Often the benefits of encounters with wildlife are perceived as bigger being better — as in Big Five safaris and the Great Serengeti Migration. They are, of course, spectacular. And Africa is renowned for these experiences. But we don't always need to go to this extent — we have all the nature we need at home. We just need to go out into the garden, or a park, or even gaze at a scene through a window, and look for the small things. As Einstein said, "Look deep, deep into nature and you will understand everything better."
As an experiment, when you are next in the garden or a park, try this: stop and appreciate the presence of nature around you, the variety of trees, flowers, grasses, birds, soils, reptiles and even the fungi on rotting branches. Then look deeper, and pick out the lichen and moss on different sides of the trees, as well as the countless insects scurrying about on the leaves and the bark; smell the vegetation, listen for the array of sounds; touch the leaves, feel the velvety texture of some compared to the sandpaper roughness of others; the smoothness of some barks and the corkiness of others. Sense the breeze, or the lack of it. Is it going to rain, or is going to be a scorcher?
Look still deeper.

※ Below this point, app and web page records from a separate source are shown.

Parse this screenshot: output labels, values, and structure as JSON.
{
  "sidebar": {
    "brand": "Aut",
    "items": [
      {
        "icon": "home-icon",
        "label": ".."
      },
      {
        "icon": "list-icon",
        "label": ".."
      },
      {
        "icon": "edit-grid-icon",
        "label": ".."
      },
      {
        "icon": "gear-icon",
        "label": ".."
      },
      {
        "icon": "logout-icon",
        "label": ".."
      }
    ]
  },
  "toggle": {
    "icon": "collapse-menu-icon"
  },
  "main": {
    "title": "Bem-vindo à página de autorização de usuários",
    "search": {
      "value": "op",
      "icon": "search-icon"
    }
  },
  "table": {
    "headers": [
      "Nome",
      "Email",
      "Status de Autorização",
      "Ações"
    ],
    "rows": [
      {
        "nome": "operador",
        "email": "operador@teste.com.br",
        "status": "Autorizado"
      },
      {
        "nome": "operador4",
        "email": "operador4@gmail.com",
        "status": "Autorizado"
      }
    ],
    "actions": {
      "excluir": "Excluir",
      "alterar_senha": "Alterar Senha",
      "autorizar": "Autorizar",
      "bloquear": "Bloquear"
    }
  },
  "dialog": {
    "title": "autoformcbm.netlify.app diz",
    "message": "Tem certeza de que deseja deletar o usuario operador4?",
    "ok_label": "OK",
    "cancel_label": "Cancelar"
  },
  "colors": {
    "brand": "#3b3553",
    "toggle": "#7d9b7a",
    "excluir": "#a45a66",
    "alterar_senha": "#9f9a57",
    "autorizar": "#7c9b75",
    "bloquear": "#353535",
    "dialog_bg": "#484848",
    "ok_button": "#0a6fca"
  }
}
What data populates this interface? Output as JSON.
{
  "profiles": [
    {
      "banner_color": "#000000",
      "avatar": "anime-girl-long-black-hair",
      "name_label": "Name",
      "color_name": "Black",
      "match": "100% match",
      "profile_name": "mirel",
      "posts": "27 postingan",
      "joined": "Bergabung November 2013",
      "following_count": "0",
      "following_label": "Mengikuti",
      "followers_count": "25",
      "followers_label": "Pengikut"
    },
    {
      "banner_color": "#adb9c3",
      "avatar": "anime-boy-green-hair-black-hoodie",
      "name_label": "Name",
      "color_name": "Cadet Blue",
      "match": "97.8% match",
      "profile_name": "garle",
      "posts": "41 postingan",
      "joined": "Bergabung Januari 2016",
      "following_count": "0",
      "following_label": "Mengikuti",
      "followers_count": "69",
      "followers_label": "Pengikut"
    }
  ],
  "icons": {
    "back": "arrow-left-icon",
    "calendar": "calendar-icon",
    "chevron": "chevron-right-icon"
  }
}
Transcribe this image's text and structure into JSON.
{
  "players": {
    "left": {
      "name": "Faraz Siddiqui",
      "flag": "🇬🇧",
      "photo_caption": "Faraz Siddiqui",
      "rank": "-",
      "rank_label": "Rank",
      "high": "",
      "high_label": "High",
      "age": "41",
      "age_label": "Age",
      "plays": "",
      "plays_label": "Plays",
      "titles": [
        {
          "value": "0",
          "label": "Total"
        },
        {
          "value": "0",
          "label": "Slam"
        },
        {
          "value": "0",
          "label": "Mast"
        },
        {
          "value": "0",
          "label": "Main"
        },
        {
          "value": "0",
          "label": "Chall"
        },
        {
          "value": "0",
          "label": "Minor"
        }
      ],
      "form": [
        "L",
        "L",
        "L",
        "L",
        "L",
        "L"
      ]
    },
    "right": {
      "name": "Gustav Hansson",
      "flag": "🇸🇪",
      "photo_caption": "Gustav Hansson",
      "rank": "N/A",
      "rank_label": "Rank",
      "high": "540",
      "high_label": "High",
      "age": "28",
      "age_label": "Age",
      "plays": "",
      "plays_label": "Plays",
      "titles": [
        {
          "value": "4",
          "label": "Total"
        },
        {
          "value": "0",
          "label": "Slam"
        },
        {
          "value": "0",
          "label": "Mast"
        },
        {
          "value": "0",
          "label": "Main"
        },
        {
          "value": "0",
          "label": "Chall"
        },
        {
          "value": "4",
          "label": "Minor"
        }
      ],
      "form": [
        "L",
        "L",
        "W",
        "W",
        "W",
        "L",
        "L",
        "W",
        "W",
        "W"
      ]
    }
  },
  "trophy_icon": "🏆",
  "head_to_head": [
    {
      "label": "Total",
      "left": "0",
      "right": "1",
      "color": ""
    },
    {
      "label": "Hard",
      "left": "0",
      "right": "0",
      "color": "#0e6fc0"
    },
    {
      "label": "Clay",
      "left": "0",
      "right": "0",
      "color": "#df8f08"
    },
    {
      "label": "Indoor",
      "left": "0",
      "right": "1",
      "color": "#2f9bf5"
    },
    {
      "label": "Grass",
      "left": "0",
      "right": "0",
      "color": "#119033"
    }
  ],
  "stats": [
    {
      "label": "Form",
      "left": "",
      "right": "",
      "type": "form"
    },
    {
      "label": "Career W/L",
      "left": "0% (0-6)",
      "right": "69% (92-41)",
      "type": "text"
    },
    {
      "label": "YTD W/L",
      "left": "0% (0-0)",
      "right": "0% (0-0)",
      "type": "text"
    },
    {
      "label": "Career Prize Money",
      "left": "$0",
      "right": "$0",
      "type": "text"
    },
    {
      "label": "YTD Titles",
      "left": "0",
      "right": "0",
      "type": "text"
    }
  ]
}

The whole food chain in the garden may appear: the midge feeding off the juices of the caterpillar that is devouring the vegetation, the beetles and spiders that will have the caterpillar for lunch, the flycatcher that will snatch the midge in mid-air, the frogs that will gulp down the spiders, the mongoose that will scratch for bugs and stalk small birds. If we are lucky, we may even glimpse the hawk that is eyeing the crows, who will put up a racket and mob it until it leaves.
Eventually, it may occur to us that everything in nature is connected, and that we are but a small part of it. Yet we can do it so much harm.
Flip blue, flop white.
Let it last longer than eight seconds.
All photos are courtesy and © Lourens Durand 2015.